ASSIGNED TASK: Filter the records below for the word "reward". Copy each line that holds it.

- Opening Delimiter -

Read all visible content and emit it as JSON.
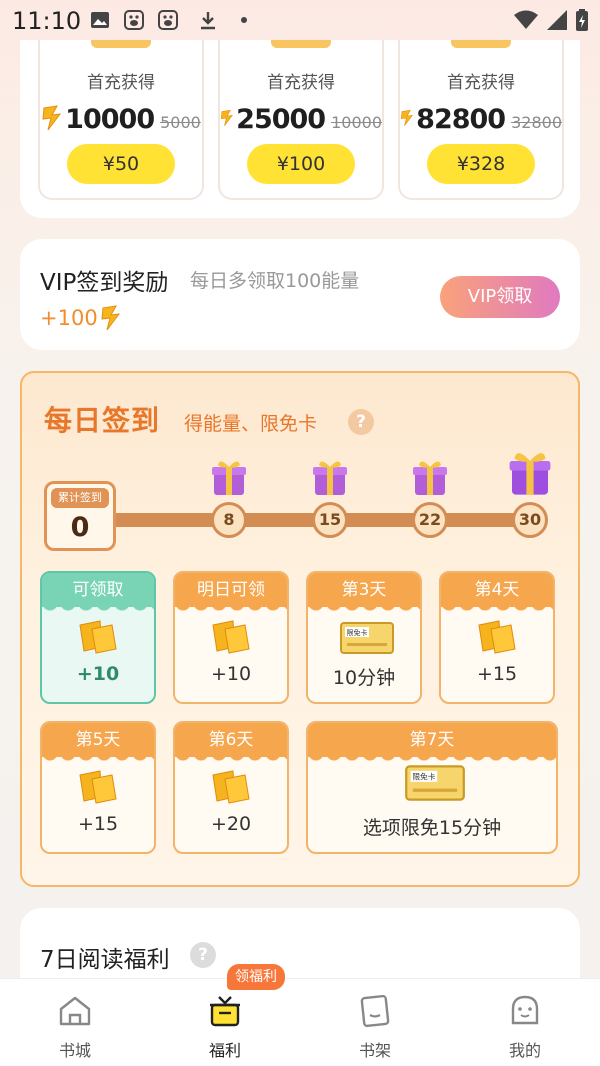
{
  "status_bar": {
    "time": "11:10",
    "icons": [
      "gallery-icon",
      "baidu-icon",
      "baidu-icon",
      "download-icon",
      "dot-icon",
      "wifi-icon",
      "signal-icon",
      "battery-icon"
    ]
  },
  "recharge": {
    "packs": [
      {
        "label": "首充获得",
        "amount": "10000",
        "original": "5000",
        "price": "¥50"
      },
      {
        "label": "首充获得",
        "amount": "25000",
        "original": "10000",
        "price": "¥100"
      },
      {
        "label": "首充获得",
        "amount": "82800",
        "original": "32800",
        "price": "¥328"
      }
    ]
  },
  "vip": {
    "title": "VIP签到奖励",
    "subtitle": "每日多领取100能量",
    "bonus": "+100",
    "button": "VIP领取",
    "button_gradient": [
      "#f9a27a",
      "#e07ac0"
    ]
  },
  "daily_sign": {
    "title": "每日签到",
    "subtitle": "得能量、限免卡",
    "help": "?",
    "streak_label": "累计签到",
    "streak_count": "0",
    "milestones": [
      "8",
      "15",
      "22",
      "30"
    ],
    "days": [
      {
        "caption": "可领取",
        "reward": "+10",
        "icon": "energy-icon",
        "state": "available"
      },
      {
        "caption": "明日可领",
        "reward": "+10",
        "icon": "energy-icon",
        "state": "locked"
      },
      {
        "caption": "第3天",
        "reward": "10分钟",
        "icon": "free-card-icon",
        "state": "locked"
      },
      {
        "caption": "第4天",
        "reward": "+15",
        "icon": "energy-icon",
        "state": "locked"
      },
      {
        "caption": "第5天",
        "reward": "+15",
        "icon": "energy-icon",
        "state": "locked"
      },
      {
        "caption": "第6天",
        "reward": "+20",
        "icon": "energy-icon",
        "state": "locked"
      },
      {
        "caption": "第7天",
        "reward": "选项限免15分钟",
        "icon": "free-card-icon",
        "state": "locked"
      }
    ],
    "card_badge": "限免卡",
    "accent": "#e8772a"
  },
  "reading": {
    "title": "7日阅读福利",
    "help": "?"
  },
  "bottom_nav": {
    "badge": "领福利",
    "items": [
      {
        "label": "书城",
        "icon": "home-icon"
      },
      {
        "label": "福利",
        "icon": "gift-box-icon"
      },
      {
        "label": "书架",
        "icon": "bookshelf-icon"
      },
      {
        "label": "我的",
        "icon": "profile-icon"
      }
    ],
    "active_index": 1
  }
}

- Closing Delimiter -
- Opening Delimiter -

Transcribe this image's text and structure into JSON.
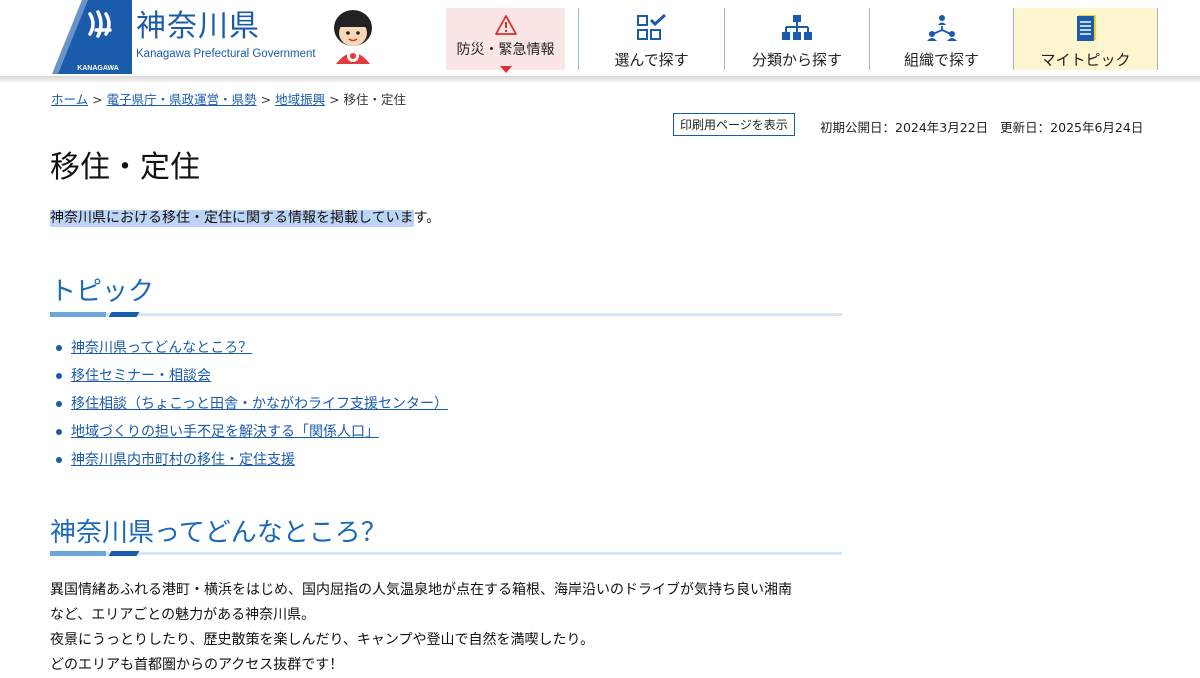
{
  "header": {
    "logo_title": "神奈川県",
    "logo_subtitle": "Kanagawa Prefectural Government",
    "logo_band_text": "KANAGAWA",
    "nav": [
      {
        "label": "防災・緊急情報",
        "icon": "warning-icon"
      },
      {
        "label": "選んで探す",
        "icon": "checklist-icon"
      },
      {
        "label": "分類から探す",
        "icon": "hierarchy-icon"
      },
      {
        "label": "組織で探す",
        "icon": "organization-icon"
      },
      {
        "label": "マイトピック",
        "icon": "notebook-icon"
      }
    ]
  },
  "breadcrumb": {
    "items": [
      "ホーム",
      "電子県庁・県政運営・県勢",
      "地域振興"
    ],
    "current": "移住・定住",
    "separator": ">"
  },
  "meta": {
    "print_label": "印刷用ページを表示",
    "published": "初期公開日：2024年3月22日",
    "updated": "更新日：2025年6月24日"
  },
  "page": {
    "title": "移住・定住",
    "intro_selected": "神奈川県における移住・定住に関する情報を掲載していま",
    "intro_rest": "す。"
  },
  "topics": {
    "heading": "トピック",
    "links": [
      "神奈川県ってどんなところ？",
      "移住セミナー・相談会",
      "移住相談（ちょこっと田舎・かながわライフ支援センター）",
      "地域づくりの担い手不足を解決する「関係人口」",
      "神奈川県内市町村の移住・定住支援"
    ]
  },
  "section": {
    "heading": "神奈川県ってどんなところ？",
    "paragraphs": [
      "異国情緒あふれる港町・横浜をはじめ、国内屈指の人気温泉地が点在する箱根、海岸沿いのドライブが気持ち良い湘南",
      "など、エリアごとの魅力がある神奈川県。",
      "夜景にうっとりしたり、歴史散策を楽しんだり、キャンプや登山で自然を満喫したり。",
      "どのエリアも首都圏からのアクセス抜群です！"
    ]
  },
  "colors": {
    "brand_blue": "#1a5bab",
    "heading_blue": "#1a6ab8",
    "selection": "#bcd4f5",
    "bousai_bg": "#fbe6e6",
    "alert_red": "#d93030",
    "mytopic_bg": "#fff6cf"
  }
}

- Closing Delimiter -

RESULT FOR THIS EXERCISE:
        "reward": "+10",
        "reward": "+10",
        "reward": "10分钟",
        "reward": "+15",
        "reward": "+15",
        "reward": "+20",
        "reward": "选项限免15分钟",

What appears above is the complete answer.